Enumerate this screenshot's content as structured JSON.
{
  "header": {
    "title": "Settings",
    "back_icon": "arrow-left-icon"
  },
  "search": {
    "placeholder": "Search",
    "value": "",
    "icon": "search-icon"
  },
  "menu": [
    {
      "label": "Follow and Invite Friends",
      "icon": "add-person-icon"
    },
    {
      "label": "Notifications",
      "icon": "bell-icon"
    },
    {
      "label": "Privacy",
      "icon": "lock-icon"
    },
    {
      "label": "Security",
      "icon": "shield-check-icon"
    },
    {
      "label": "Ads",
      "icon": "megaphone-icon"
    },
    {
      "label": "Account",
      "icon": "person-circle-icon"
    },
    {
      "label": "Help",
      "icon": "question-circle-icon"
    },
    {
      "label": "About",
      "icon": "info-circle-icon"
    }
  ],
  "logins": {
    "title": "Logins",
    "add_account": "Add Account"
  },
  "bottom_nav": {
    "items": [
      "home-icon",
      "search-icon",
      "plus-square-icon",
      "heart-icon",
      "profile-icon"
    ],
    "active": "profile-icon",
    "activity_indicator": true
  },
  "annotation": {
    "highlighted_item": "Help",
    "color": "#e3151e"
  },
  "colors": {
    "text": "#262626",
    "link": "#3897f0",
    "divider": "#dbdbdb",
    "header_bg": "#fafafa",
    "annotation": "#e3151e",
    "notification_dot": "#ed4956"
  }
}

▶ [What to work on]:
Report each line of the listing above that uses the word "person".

▶ [Response area]:
      "icon": "add-person-icon"
      "icon": "person-circle-icon"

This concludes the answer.